Only the lines of the data holding the string "Všechny" need to be returned.

(ENTRIES SHOWN)

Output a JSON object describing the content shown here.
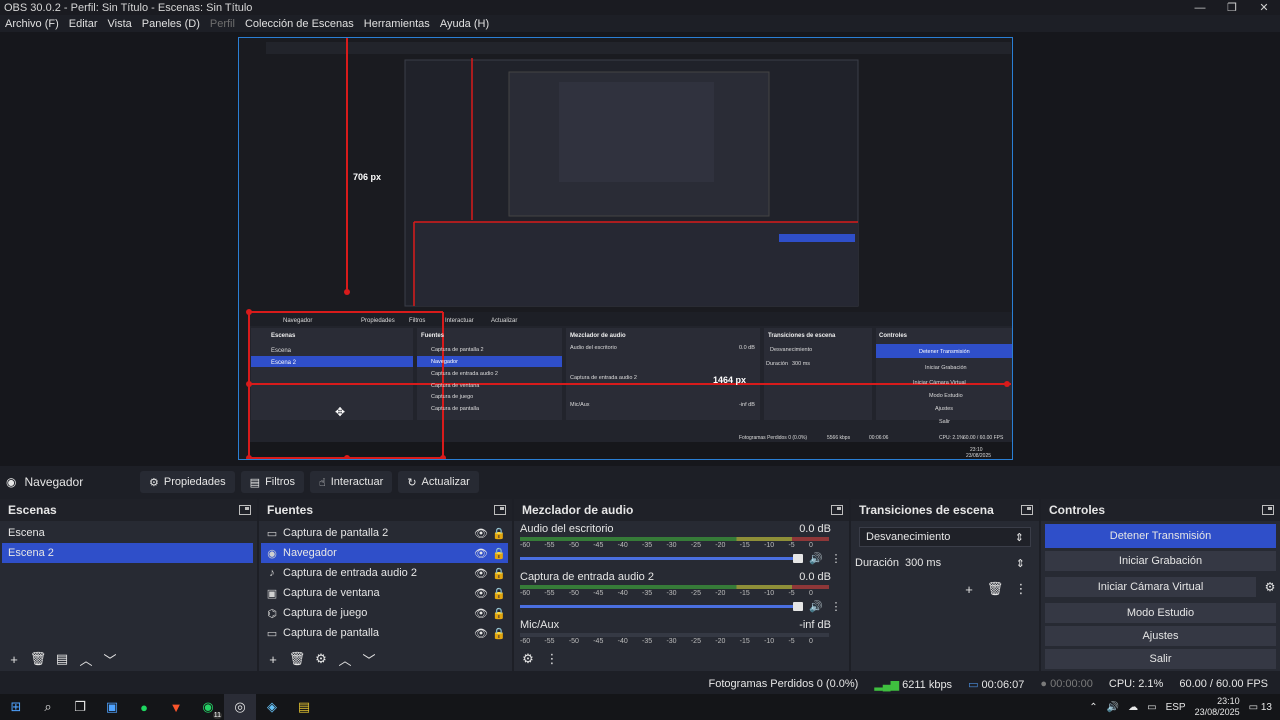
{
  "window": {
    "title": "OBS 30.0.2 - Perfil: Sin Título - Escenas: Sin Título",
    "min": "—",
    "max": "❐",
    "close": "✕"
  },
  "menu": [
    {
      "label": "Archivo (F)",
      "disabled": false
    },
    {
      "label": "Editar",
      "disabled": false
    },
    {
      "label": "Vista",
      "disabled": false
    },
    {
      "label": "Paneles (D)",
      "disabled": false
    },
    {
      "label": "Perfil",
      "disabled": true
    },
    {
      "label": "Colección de Escenas",
      "disabled": false
    },
    {
      "label": "Herramientas",
      "disabled": false
    },
    {
      "label": "Ayuda (H)",
      "disabled": false
    }
  ],
  "preview": {
    "measure_vertical": "706 px",
    "measure_horizontal": "1464 px",
    "inner_labels": {
      "source": "Navegador",
      "properties": "Propiedades",
      "filters": "Filtros",
      "interact": "Interactuar",
      "refresh": "Actualizar",
      "scenes_title": "Escenas",
      "sources_title": "Fuentes",
      "mixer_title": "Mezclador de audio",
      "transitions_title": "Transiciones de escena",
      "controls_title": "Controles",
      "scenes": [
        "Escena",
        "Escena 2"
      ],
      "sources": [
        "Captura de pantalla 2",
        "Navegador",
        "Captura de entrada audio 2",
        "Captura de ventana",
        "Captura de juego",
        "Captura de pantalla"
      ],
      "ch1": "Audio del escritorio",
      "ch1_db": "0.0 dB",
      "ch2": "Captura de entrada audio 2",
      "ch3": "Mic/Aux",
      "ch3_db": "-inf dB",
      "transition": "Desvanecimiento",
      "duration_label": "Duración",
      "duration": "300 ms",
      "controls": [
        "Detener Transmisión",
        "Iniciar Grabación",
        "Iniciar Cámara Virtual",
        "Modo Estudio",
        "Ajustes",
        "Salir"
      ],
      "status": "Fotogramas Perdidos 0 (0.0%)",
      "kbps": "5566 kbps",
      "time": "00:06:06",
      "cpu": "CPU: 2.1%",
      "fps": "60.00 / 60.00 FPS",
      "clock": "23:10",
      "date": "23/08/2025"
    }
  },
  "context": {
    "source_name": "Navegador",
    "properties": "Propiedades",
    "filters": "Filtros",
    "interact": "Interactuar",
    "refresh": "Actualizar"
  },
  "scenes": {
    "title": "Escenas",
    "items": [
      {
        "label": "Escena",
        "selected": false
      },
      {
        "label": "Escena 2",
        "selected": true
      }
    ]
  },
  "sources": {
    "title": "Fuentes",
    "items": [
      {
        "label": "Captura de pantalla 2",
        "icon": "monitor-icon",
        "glyph": "▭",
        "selected": false
      },
      {
        "label": "Navegador",
        "icon": "globe-icon",
        "glyph": "◉",
        "selected": true
      },
      {
        "label": "Captura de entrada audio 2",
        "icon": "microphone-icon",
        "glyph": "♪",
        "selected": false
      },
      {
        "label": "Captura de ventana",
        "icon": "window-icon",
        "glyph": "▣",
        "selected": false
      },
      {
        "label": "Captura de juego",
        "icon": "gamepad-icon",
        "glyph": "⌬",
        "selected": false
      },
      {
        "label": "Captura de pantalla",
        "icon": "monitor-icon",
        "glyph": "▭",
        "selected": false
      }
    ]
  },
  "mixer": {
    "title": "Mezclador de audio",
    "ticks": [
      "-60",
      "-55",
      "-50",
      "-45",
      "-40",
      "-35",
      "-30",
      "-25",
      "-20",
      "-15",
      "-10",
      "-5",
      "0"
    ],
    "channels": [
      {
        "name": "Audio del escritorio",
        "db": "0.0 dB",
        "volume": 1.0
      },
      {
        "name": "Captura de entrada audio 2",
        "db": "0.0 dB",
        "volume": 1.0
      },
      {
        "name": "Mic/Aux",
        "db": "-inf dB",
        "volume": 0
      }
    ]
  },
  "transitions": {
    "title": "Transiciones de escena",
    "selected": "Desvanecimiento",
    "duration_label": "Duración",
    "duration": "300 ms"
  },
  "controls": {
    "title": "Controles",
    "stop_stream": "Detener Transmisión",
    "start_recording": "Iniciar Grabación",
    "start_virtual_cam": "Iniciar Cámara Virtual",
    "studio_mode": "Modo Estudio",
    "settings": "Ajustes",
    "exit": "Salir"
  },
  "status": {
    "dropped_frames": "Fotogramas Perdidos 0 (0.0%)",
    "bitrate": "6211 kbps",
    "stream_time": "00:06:07",
    "rec_time": "00:00:00",
    "cpu": "CPU: 2.1%",
    "fps": "60.00 / 60.00 FPS"
  },
  "taskbar": {
    "lang": "ESP",
    "time": "23:10",
    "date": "23/08/2025",
    "notif_count": "13",
    "whatsapp_badge": "11"
  }
}
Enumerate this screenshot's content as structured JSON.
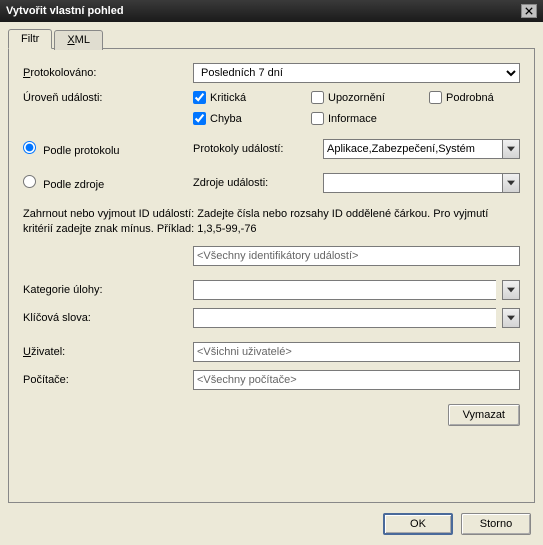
{
  "title": "Vytvořit vlastní pohled",
  "tabs": {
    "filter": "Filtr",
    "xml": "XML"
  },
  "labels": {
    "logged": "Protokolováno:",
    "level": "Úroveň události:",
    "by_log": "Podle protokolu",
    "by_source": "Podle zdroje",
    "event_logs": "Protokoly událostí:",
    "event_sources": "Zdroje události:",
    "help": "Zahrnout nebo vyjmout ID událostí: Zadejte čísla nebo rozsahy ID oddělené čárkou. Pro vyjmutí kritérií zadejte znak mínus. Příklad: 1,3,5-99,-76",
    "task_category": "Kategorie úlohy:",
    "keywords": "Klíčová slova:",
    "user": "Uživatel:",
    "computers": "Počítače:"
  },
  "values": {
    "logged": "Posledních 7 dní",
    "logs": "Aplikace,Zabezpečení,Systém",
    "sources": "",
    "event_ids": "<Všechny identifikátory událostí>",
    "task_category": "",
    "keywords": "",
    "user": "<Všichni uživatelé>",
    "computers": "<Všechny počítače>"
  },
  "checkboxes": {
    "critical": "Kritická",
    "warning": "Upozornění",
    "verbose": "Podrobná",
    "error": "Chyba",
    "information": "Informace"
  },
  "buttons": {
    "clear": "Vymazat",
    "ok": "OK",
    "cancel": "Storno"
  }
}
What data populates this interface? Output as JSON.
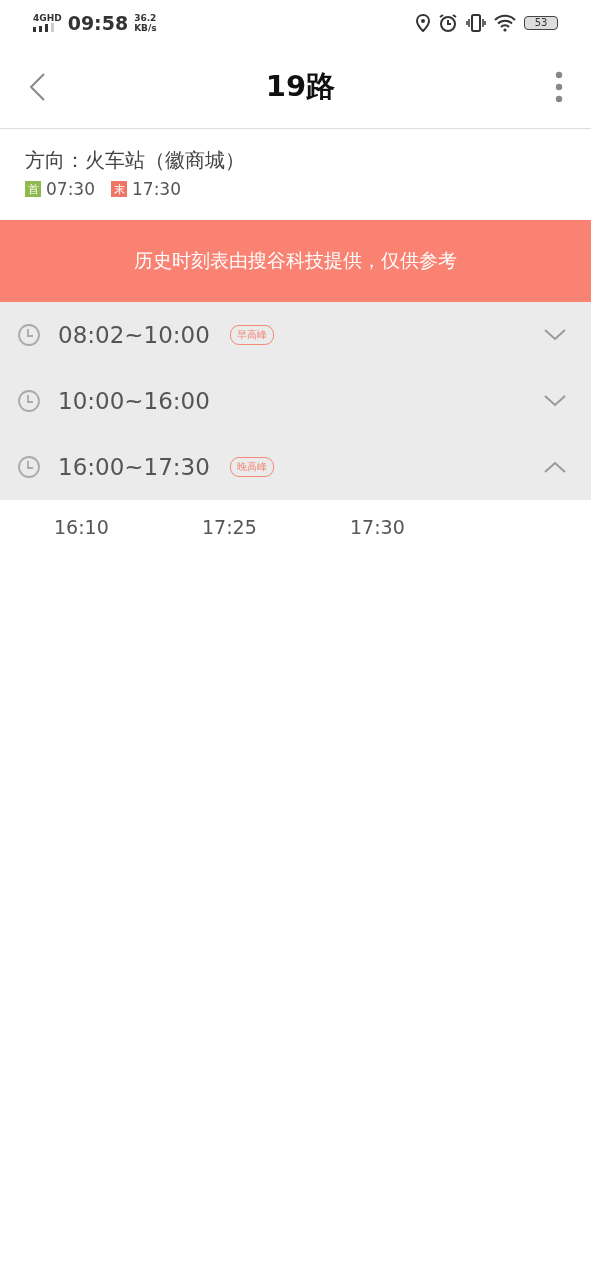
{
  "status_bar": {
    "network": "4GHD",
    "time": "09:58",
    "speed": "36.2",
    "speed_unit": "KB/s",
    "battery": "53"
  },
  "header": {
    "title": "19路"
  },
  "direction": {
    "label": "方向：火车站（徽商城）",
    "first": {
      "tag": "首",
      "time": "07:30"
    },
    "last": {
      "tag": "末",
      "time": "17:30"
    }
  },
  "notice": "历史时刻表由搜谷科技提供，仅供参考",
  "periods": [
    {
      "range": "08:02~10:00",
      "badge": "早高峰",
      "expanded": false
    },
    {
      "range": "10:00~16:00",
      "expanded": false
    },
    {
      "range": "16:00~17:30",
      "badge": "晚高峰",
      "expanded": true,
      "times": [
        "16:10",
        "17:25",
        "17:30"
      ]
    }
  ]
}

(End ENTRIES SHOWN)

SOLUTION TO THIS EXERCISE:
    "event_ids": "<Všechny identifikátory událostí>",
    "computers": "<Všechny počítače>"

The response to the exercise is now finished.